Peyton Manning and Bob Sanders, Indianapolis Colts (2007)
Why They Stack Up: Manning was the best quarterback of the young century (the only five-time MVP in history, winning in 2003, 2004, 2008, 2009, and 2013) and Sanders was named the 2007 Defensive Player of the Year.
Why They Don’t: The 2007 season was the one year of his prime Manning was definitely not the best quarterback: Tom Brady rewrote the record book as the Patriots went 18-1. Sanders wouldn’t play more than six games in a season again afterward.
Aaron Rodgers and Charles Woodson, Green Bay Packers (2009-11)
Why They Stack Up: Woodson led the league in interceptions in 2009 and 2011 and was named Defensive Player of the Year in 2009 and a first-team All-Pro in 2009 and 2011, while Rodgers was named MVP in 2011 with 45 touchdowns to just six interceptions, 4,643 yards, and a 14-1 record.
Why They Don’t: Rodgers wasn’t quite the best quarterback in the league yet in 2009 (Manning was MVP, Drew Brees led the league in passing touchdowns, and those two met in the Super Bowl) and running back Chris Johnson rushed for 2,000 yards. When Rodgers took the QB title belt in 2011 by winning the Super Bowl that February and then being named MVP the subsequent season, Woodson was still elite, but he wasn’t the best defender in football. Baltimore’s Terrell Suggs was named the Defensive Player of the Year, and New York’s Darrelle Revis had usurped Woodson as the league’s best cornerback.
Peyton Manning and Von Miller, Denver Broncos (2012-15)
Why They Stack Up: Manning submitted the best season in the history of quarterbacking in 2013 just as Miller was blossoming into the league’s best edge rusher.
Why They Don’t: J.J. Watt.

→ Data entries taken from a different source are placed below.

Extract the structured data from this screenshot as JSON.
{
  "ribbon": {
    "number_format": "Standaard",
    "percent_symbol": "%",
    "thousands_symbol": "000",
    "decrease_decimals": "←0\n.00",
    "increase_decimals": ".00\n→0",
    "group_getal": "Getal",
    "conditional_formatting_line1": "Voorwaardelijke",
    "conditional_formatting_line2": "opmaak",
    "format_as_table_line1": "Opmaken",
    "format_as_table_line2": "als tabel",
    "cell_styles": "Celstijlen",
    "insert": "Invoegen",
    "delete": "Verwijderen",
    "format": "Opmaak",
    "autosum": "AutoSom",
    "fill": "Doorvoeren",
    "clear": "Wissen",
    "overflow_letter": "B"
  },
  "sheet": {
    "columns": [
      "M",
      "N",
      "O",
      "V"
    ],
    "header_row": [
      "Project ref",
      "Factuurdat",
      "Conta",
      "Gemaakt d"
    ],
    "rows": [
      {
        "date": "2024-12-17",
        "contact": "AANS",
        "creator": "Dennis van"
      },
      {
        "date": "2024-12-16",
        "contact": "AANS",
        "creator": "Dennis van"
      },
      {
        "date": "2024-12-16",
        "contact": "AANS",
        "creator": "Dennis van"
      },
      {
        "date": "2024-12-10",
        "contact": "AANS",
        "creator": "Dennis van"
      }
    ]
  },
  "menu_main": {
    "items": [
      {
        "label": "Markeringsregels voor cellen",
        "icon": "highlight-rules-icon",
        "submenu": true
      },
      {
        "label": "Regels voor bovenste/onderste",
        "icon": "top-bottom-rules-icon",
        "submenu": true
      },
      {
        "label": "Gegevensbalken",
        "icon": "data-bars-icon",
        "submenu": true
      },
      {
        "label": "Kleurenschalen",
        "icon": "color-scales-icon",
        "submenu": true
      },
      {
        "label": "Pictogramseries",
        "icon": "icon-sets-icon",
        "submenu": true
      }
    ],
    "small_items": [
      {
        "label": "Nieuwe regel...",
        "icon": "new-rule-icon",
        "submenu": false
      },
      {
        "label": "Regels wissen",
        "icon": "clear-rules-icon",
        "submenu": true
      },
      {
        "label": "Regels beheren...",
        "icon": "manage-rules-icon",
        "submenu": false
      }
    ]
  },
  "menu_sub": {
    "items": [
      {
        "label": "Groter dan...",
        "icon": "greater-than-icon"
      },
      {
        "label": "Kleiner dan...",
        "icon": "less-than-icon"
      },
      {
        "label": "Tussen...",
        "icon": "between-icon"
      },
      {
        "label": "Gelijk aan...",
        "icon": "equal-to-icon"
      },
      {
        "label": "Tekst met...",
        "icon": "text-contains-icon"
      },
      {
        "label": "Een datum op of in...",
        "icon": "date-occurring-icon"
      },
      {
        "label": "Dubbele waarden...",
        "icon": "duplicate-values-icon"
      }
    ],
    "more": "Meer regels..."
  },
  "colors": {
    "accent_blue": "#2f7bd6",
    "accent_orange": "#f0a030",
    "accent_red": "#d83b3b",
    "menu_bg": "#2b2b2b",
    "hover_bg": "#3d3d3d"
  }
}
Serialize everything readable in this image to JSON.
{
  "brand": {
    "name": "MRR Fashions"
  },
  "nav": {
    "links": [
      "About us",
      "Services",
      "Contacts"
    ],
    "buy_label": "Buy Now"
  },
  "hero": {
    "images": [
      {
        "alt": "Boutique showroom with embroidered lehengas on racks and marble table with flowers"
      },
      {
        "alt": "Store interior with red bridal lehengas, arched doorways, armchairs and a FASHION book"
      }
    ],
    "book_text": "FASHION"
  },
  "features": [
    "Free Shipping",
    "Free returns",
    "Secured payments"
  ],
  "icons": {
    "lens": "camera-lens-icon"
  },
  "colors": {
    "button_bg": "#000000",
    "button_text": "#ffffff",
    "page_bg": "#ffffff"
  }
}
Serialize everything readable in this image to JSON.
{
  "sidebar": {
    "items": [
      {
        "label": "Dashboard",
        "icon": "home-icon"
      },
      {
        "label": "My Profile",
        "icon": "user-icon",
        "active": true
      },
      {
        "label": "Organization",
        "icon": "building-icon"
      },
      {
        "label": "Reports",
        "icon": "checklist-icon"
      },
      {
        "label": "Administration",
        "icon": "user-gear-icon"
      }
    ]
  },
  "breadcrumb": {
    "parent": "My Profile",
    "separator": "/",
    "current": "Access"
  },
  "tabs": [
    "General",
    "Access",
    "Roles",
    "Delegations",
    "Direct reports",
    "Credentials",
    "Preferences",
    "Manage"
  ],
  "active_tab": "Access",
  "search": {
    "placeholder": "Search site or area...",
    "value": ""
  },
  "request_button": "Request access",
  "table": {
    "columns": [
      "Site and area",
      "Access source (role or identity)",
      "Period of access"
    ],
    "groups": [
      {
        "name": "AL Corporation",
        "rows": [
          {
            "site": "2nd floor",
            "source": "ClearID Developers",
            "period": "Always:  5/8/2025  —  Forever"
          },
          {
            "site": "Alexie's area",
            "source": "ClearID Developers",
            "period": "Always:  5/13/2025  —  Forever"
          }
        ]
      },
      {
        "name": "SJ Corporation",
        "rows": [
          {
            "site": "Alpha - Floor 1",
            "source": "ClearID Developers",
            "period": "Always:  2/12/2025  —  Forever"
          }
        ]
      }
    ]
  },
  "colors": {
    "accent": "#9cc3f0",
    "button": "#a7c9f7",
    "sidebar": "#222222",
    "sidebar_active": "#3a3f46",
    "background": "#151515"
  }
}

Manning’s best season coincided with Miller’s six-game suspension for attempting to cheat the NFL’s drug testing policy. One year earlier, Miller had 18.5 sacks, but J.J. Watt had a near-unanimous DPOY award. Watt also won the award each of the next two seasons, and by the time Miller may have claimed his spot in the 2015 season by winning Super Bowl MVP, Manning’s noodle arm had rendered him one of the worst quarterbacks in the league.
Todd Gurley and Aaron Donald, Los Angeles Rams (2017-18)
Why They’re the Best Pairing in NFL History: If the season ended today, they would be back-to-back winners for OPOY and DPOY. As the above list shows, nothing like that has happened before. Donald is head and shoulders the best defensive player in football, and Gurley is clearly the league’s best non-QB offensive player through 10 weeks, and it’s not outside the realm of possibility that Gurley wins MVP this season.
Why They May Not Be: They haven’t won yet. Even if they do, the biggest question is whether Gurley can be considered the best offensive player in a quarterback-dominated era. As Drew Brees and Patrick Mahomes II lead their teams to soaring offensive heights, it’s fair to wonder how impactful Gurley is by comparison (and how many other running backs could succeed in Gurley’s place). Yet that’s true for many of the offensive and defensive players in NFL history—including many on the above list—and none of them have been able to do what Donald and Gurley appear to be on the verge of doing.